START RECORDS FOR THIS TASK
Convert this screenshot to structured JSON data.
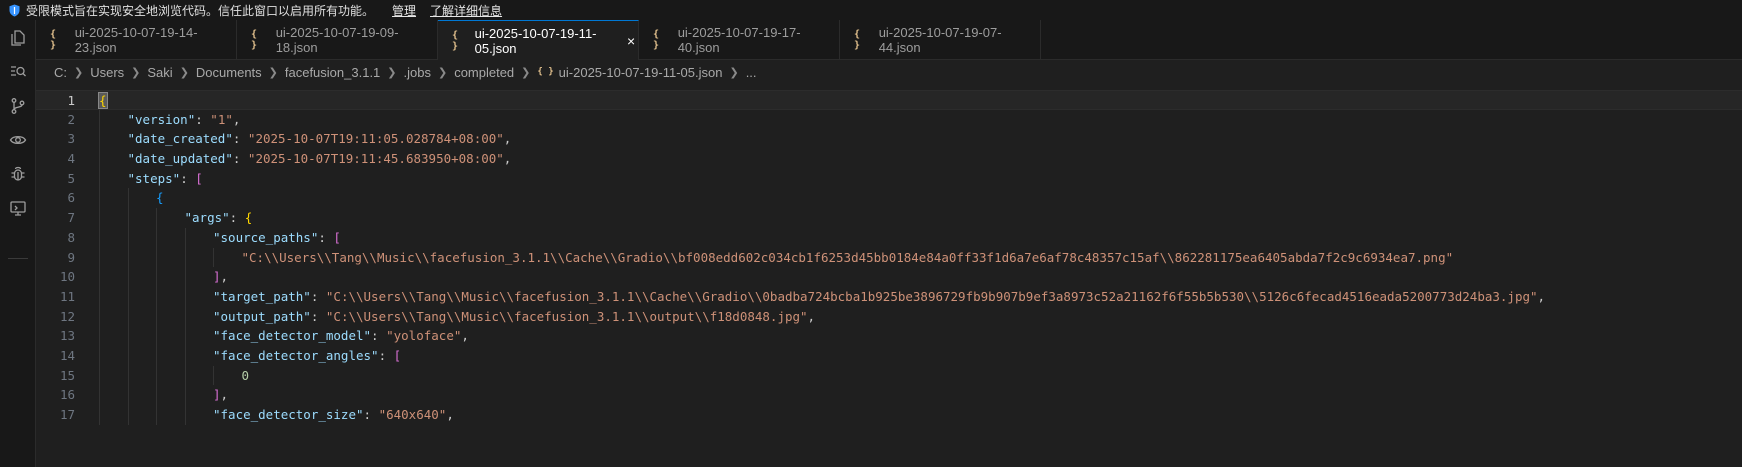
{
  "banner": {
    "message": "受限模式旨在实现安全地浏览代码。信任此窗口以启用所有功能。",
    "manage": "管理",
    "learn_more": "了解详细信息"
  },
  "activity_bar": [
    "explorer-icon",
    "search-icon",
    "source-control-icon",
    "eye-icon",
    "debug-icon",
    "remote-explorer-icon"
  ],
  "tabs": [
    {
      "label": "ui-2025-10-07-19-14-23.json",
      "active": false
    },
    {
      "label": "ui-2025-10-07-19-09-18.json",
      "active": false
    },
    {
      "label": "ui-2025-10-07-19-11-05.json",
      "active": true
    },
    {
      "label": "ui-2025-10-07-19-17-40.json",
      "active": false
    },
    {
      "label": "ui-2025-10-07-19-07-44.json",
      "active": false
    }
  ],
  "tab_icon": "{ }",
  "close_glyph": "×",
  "breadcrumb": [
    "C:",
    "Users",
    "Saki",
    "Documents",
    "facefusion_3.1.1",
    ".jobs",
    "completed",
    "ui-2025-10-07-19-11-05.json",
    "..."
  ],
  "editor": {
    "current_line": 1,
    "lines": [
      {
        "n": "1",
        "indent": 0,
        "tokens": [
          [
            "b1",
            "{"
          ]
        ]
      },
      {
        "n": "2",
        "indent": 1,
        "tokens": [
          [
            "k",
            "\"version\""
          ],
          [
            "p",
            ": "
          ],
          [
            "s",
            "\"1\""
          ],
          [
            "p",
            ","
          ]
        ]
      },
      {
        "n": "3",
        "indent": 1,
        "tokens": [
          [
            "k",
            "\"date_created\""
          ],
          [
            "p",
            ": "
          ],
          [
            "s",
            "\"2025-10-07T19:11:05.028784+08:00\""
          ],
          [
            "p",
            ","
          ]
        ]
      },
      {
        "n": "4",
        "indent": 1,
        "tokens": [
          [
            "k",
            "\"date_updated\""
          ],
          [
            "p",
            ": "
          ],
          [
            "s",
            "\"2025-10-07T19:11:45.683950+08:00\""
          ],
          [
            "p",
            ","
          ]
        ]
      },
      {
        "n": "5",
        "indent": 1,
        "tokens": [
          [
            "k",
            "\"steps\""
          ],
          [
            "p",
            ": "
          ],
          [
            "b2",
            "["
          ]
        ]
      },
      {
        "n": "6",
        "indent": 2,
        "tokens": [
          [
            "b3",
            "{"
          ]
        ]
      },
      {
        "n": "7",
        "indent": 3,
        "tokens": [
          [
            "k",
            "\"args\""
          ],
          [
            "p",
            ": "
          ],
          [
            "b1",
            "{"
          ]
        ]
      },
      {
        "n": "8",
        "indent": 4,
        "tokens": [
          [
            "k",
            "\"source_paths\""
          ],
          [
            "p",
            ": "
          ],
          [
            "b2",
            "["
          ]
        ]
      },
      {
        "n": "9",
        "indent": 5,
        "tokens": [
          [
            "s",
            "\"C:\\\\Users\\\\Tang\\\\Music\\\\facefusion_3.1.1\\\\Cache\\\\Gradio\\\\bf008edd602c034cb1f6253d45bb0184e84a0ff33f1d6a7e6af78c48357c15af\\\\862281175ea6405abda7f2c9c6934ea7.png\""
          ]
        ]
      },
      {
        "n": "10",
        "indent": 4,
        "tokens": [
          [
            "b2",
            "]"
          ],
          [
            "p",
            ","
          ]
        ]
      },
      {
        "n": "11",
        "indent": 4,
        "tokens": [
          [
            "k",
            "\"target_path\""
          ],
          [
            "p",
            ": "
          ],
          [
            "s",
            "\"C:\\\\Users\\\\Tang\\\\Music\\\\facefusion_3.1.1\\\\Cache\\\\Gradio\\\\0badba724bcba1b925be3896729fb9b907b9ef3a8973c52a21162f6f55b5b530\\\\5126c6fecad4516eada5200773d24ba3.jpg\""
          ],
          [
            "p",
            ","
          ]
        ]
      },
      {
        "n": "12",
        "indent": 4,
        "tokens": [
          [
            "k",
            "\"output_path\""
          ],
          [
            "p",
            ": "
          ],
          [
            "s",
            "\"C:\\\\Users\\\\Tang\\\\Music\\\\facefusion_3.1.1\\\\output\\\\f18d0848.jpg\""
          ],
          [
            "p",
            ","
          ]
        ]
      },
      {
        "n": "13",
        "indent": 4,
        "tokens": [
          [
            "k",
            "\"face_detector_model\""
          ],
          [
            "p",
            ": "
          ],
          [
            "s",
            "\"yoloface\""
          ],
          [
            "p",
            ","
          ]
        ]
      },
      {
        "n": "14",
        "indent": 4,
        "tokens": [
          [
            "k",
            "\"face_detector_angles\""
          ],
          [
            "p",
            ": "
          ],
          [
            "b2",
            "["
          ]
        ]
      },
      {
        "n": "15",
        "indent": 5,
        "tokens": [
          [
            "n",
            "0"
          ]
        ]
      },
      {
        "n": "16",
        "indent": 4,
        "tokens": [
          [
            "b2",
            "]"
          ],
          [
            "p",
            ","
          ]
        ]
      },
      {
        "n": "17",
        "indent": 4,
        "tokens": [
          [
            "k",
            "\"face_detector_size\""
          ],
          [
            "p",
            ": "
          ],
          [
            "s",
            "\"640x640\""
          ],
          [
            "p",
            ","
          ]
        ]
      }
    ]
  }
}
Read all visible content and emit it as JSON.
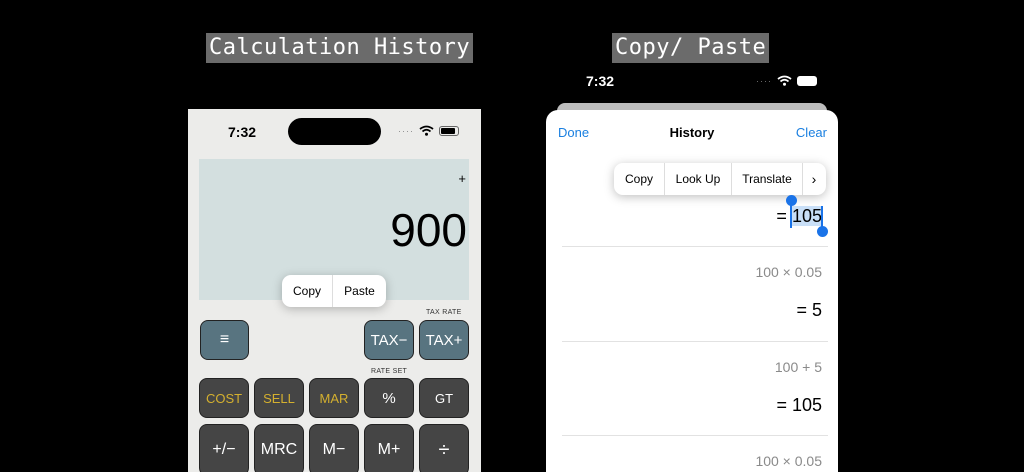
{
  "captions": {
    "left": "Calculation History",
    "right": "Copy/ Paste"
  },
  "left_phone": {
    "status_time": "7:32",
    "display": {
      "indicator": "+",
      "value": "900"
    },
    "popup": {
      "copy": "Copy",
      "paste": "Paste"
    },
    "labels": {
      "tax_rate": "TAX RATE",
      "rate_set": "RATE SET"
    },
    "keys": {
      "history": "≡",
      "tax_minus": "TAX−",
      "tax_plus": "TAX+",
      "cost": "COST",
      "sell": "SELL",
      "mar": "MAR",
      "percent": "%",
      "gt": "GT",
      "plus_minus": "+/−",
      "mrc": "MRC",
      "m_minus": "M−",
      "m_plus": "M+",
      "divide": "÷"
    }
  },
  "right_phone": {
    "status_time": "7:32",
    "nav": {
      "done": "Done",
      "title": "History",
      "clear": "Clear"
    },
    "context_menu": {
      "copy": "Copy",
      "look_up": "Look Up",
      "translate": "Translate",
      "more": "›"
    },
    "history": {
      "first_result_prefix": "=",
      "first_result_selected": "105",
      "entries": [
        {
          "expr": "100 × 0.05",
          "result": "= 5"
        },
        {
          "expr": "100 + 5",
          "result": "= 105"
        },
        {
          "expr": "100 × 0.05"
        }
      ]
    }
  },
  "colors": {
    "accent": "#1a7fe0",
    "key_blue": "#587480",
    "key_dark": "#454545",
    "key_yellow_text": "#d4b02f",
    "display_bg": "#d3dfdf"
  }
}
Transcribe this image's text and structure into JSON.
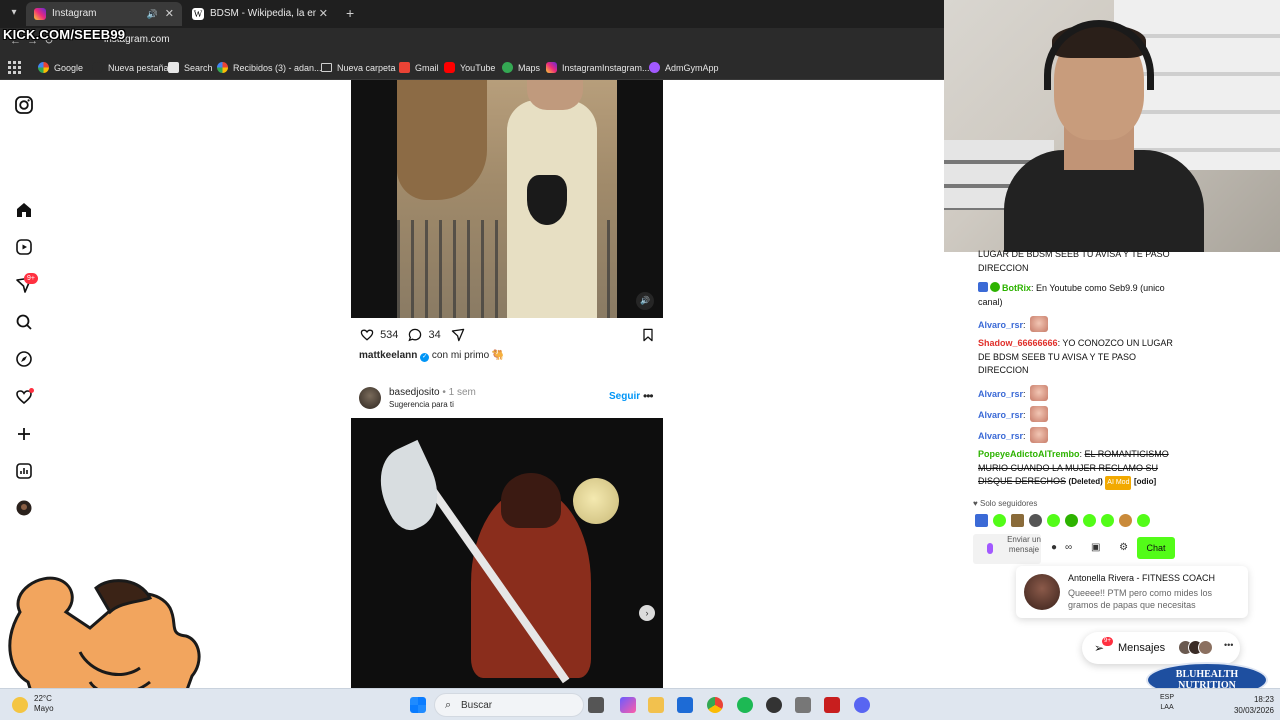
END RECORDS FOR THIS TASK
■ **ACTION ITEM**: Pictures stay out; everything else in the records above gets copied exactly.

■ **FINISHED TASK**:
Convert this screenshot to structured JSON data.
{
  "banner": {
    "message": "受限模式旨在实现安全地浏览代码。信任此窗口以启用所有功能。",
    "manage": "管理",
    "learn_more": "了解详细信息"
  },
  "activity_bar": [
    "explorer-icon",
    "search-icon",
    "source-control-icon",
    "eye-icon",
    "debug-icon",
    "remote-explorer-icon"
  ],
  "tabs": [
    {
      "label": "ui-2025-10-07-19-14-23.json",
      "active": false
    },
    {
      "label": "ui-2025-10-07-19-09-18.json",
      "active": false
    },
    {
      "label": "ui-2025-10-07-19-11-05.json",
      "active": true
    },
    {
      "label": "ui-2025-10-07-19-17-40.json",
      "active": false
    },
    {
      "label": "ui-2025-10-07-19-07-44.json",
      "active": false
    }
  ],
  "tab_icon": "{ }",
  "close_glyph": "×",
  "breadcrumb": [
    "C:",
    "Users",
    "Saki",
    "Documents",
    "facefusion_3.1.1",
    ".jobs",
    "completed",
    "ui-2025-10-07-19-11-05.json",
    "..."
  ],
  "editor": {
    "current_line": 1,
    "lines": [
      {
        "n": "1",
        "indent": 0,
        "tokens": [
          [
            "b1",
            "{"
          ]
        ]
      },
      {
        "n": "2",
        "indent": 1,
        "tokens": [
          [
            "k",
            "\"version\""
          ],
          [
            "p",
            ": "
          ],
          [
            "s",
            "\"1\""
          ],
          [
            "p",
            ","
          ]
        ]
      },
      {
        "n": "3",
        "indent": 1,
        "tokens": [
          [
            "k",
            "\"date_created\""
          ],
          [
            "p",
            ": "
          ],
          [
            "s",
            "\"2025-10-07T19:11:05.028784+08:00\""
          ],
          [
            "p",
            ","
          ]
        ]
      },
      {
        "n": "4",
        "indent": 1,
        "tokens": [
          [
            "k",
            "\"date_updated\""
          ],
          [
            "p",
            ": "
          ],
          [
            "s",
            "\"2025-10-07T19:11:45.683950+08:00\""
          ],
          [
            "p",
            ","
          ]
        ]
      },
      {
        "n": "5",
        "indent": 1,
        "tokens": [
          [
            "k",
            "\"steps\""
          ],
          [
            "p",
            ": "
          ],
          [
            "b2",
            "["
          ]
        ]
      },
      {
        "n": "6",
        "indent": 2,
        "tokens": [
          [
            "b3",
            "{"
          ]
        ]
      },
      {
        "n": "7",
        "indent": 3,
        "tokens": [
          [
            "k",
            "\"args\""
          ],
          [
            "p",
            ": "
          ],
          [
            "b1",
            "{"
          ]
        ]
      },
      {
        "n": "8",
        "indent": 4,
        "tokens": [
          [
            "k",
            "\"source_paths\""
          ],
          [
            "p",
            ": "
          ],
          [
            "b2",
            "["
          ]
        ]
      },
      {
        "n": "9",
        "indent": 5,
        "tokens": [
          [
            "s",
            "\"C:\\\\Users\\\\Tang\\\\Music\\\\facefusion_3.1.1\\\\Cache\\\\Gradio\\\\bf008edd602c034cb1f6253d45bb0184e84a0ff33f1d6a7e6af78c48357c15af\\\\862281175ea6405abda7f2c9c6934ea7.png\""
          ]
        ]
      },
      {
        "n": "10",
        "indent": 4,
        "tokens": [
          [
            "b2",
            "]"
          ],
          [
            "p",
            ","
          ]
        ]
      },
      {
        "n": "11",
        "indent": 4,
        "tokens": [
          [
            "k",
            "\"target_path\""
          ],
          [
            "p",
            ": "
          ],
          [
            "s",
            "\"C:\\\\Users\\\\Tang\\\\Music\\\\facefusion_3.1.1\\\\Cache\\\\Gradio\\\\0badba724bcba1b925be3896729fb9b907b9ef3a8973c52a21162f6f55b5b530\\\\5126c6fecad4516eada5200773d24ba3.jpg\""
          ],
          [
            "p",
            ","
          ]
        ]
      },
      {
        "n": "12",
        "indent": 4,
        "tokens": [
          [
            "k",
            "\"output_path\""
          ],
          [
            "p",
            ": "
          ],
          [
            "s",
            "\"C:\\\\Users\\\\Tang\\\\Music\\\\facefusion_3.1.1\\\\output\\\\f18d0848.jpg\""
          ],
          [
            "p",
            ","
          ]
        ]
      },
      {
        "n": "13",
        "indent": 4,
        "tokens": [
          [
            "k",
            "\"face_detector_model\""
          ],
          [
            "p",
            ": "
          ],
          [
            "s",
            "\"yoloface\""
          ],
          [
            "p",
            ","
          ]
        ]
      },
      {
        "n": "14",
        "indent": 4,
        "tokens": [
          [
            "k",
            "\"face_detector_angles\""
          ],
          [
            "p",
            ": "
          ],
          [
            "b2",
            "["
          ]
        ]
      },
      {
        "n": "15",
        "indent": 5,
        "tokens": [
          [
            "n",
            "0"
          ]
        ]
      },
      {
        "n": "16",
        "indent": 4,
        "tokens": [
          [
            "b2",
            "]"
          ],
          [
            "p",
            ","
          ]
        ]
      },
      {
        "n": "17",
        "indent": 4,
        "tokens": [
          [
            "k",
            "\"face_detector_size\""
          ],
          [
            "p",
            ": "
          ],
          [
            "s",
            "\"640x640\""
          ],
          [
            "p",
            ","
          ]
        ]
      }
    ]
  }
}
Read all visible content and emit it as JSON.
{
  "captions": {
    "left": "Calculation History",
    "right": "Copy/ Paste"
  },
  "left_phone": {
    "status_time": "7:32",
    "display": {
      "indicator": "+",
      "value": "900"
    },
    "popup": {
      "copy": "Copy",
      "paste": "Paste"
    },
    "labels": {
      "tax_rate": "TAX RATE",
      "rate_set": "RATE SET"
    },
    "keys": {
      "history": "≡",
      "tax_minus": "TAX−",
      "tax_plus": "TAX+",
      "cost": "COST",
      "sell": "SELL",
      "mar": "MAR",
      "percent": "%",
      "gt": "GT",
      "plus_minus": "+/−",
      "mrc": "MRC",
      "m_minus": "M−",
      "m_plus": "M+",
      "divide": "÷"
    }
  },
  "right_phone": {
    "status_time": "7:32",
    "nav": {
      "done": "Done",
      "title": "History",
      "clear": "Clear"
    },
    "context_menu": {
      "copy": "Copy",
      "look_up": "Look Up",
      "translate": "Translate",
      "more": "›"
    },
    "history": {
      "first_result_prefix": "=",
      "first_result_selected": "105",
      "entries": [
        {
          "expr": "100 × 0.05",
          "result": "= 5"
        },
        {
          "expr": "100 + 5",
          "result": "= 105"
        },
        {
          "expr": "100 × 0.05"
        }
      ]
    }
  },
  "colors": {
    "accent": "#1a7fe0",
    "key_blue": "#587480",
    "key_dark": "#454545",
    "key_yellow_text": "#d4b02f",
    "display_bg": "#d3dfdf"
  }
}
Transcribe this image's text and structure into JSON.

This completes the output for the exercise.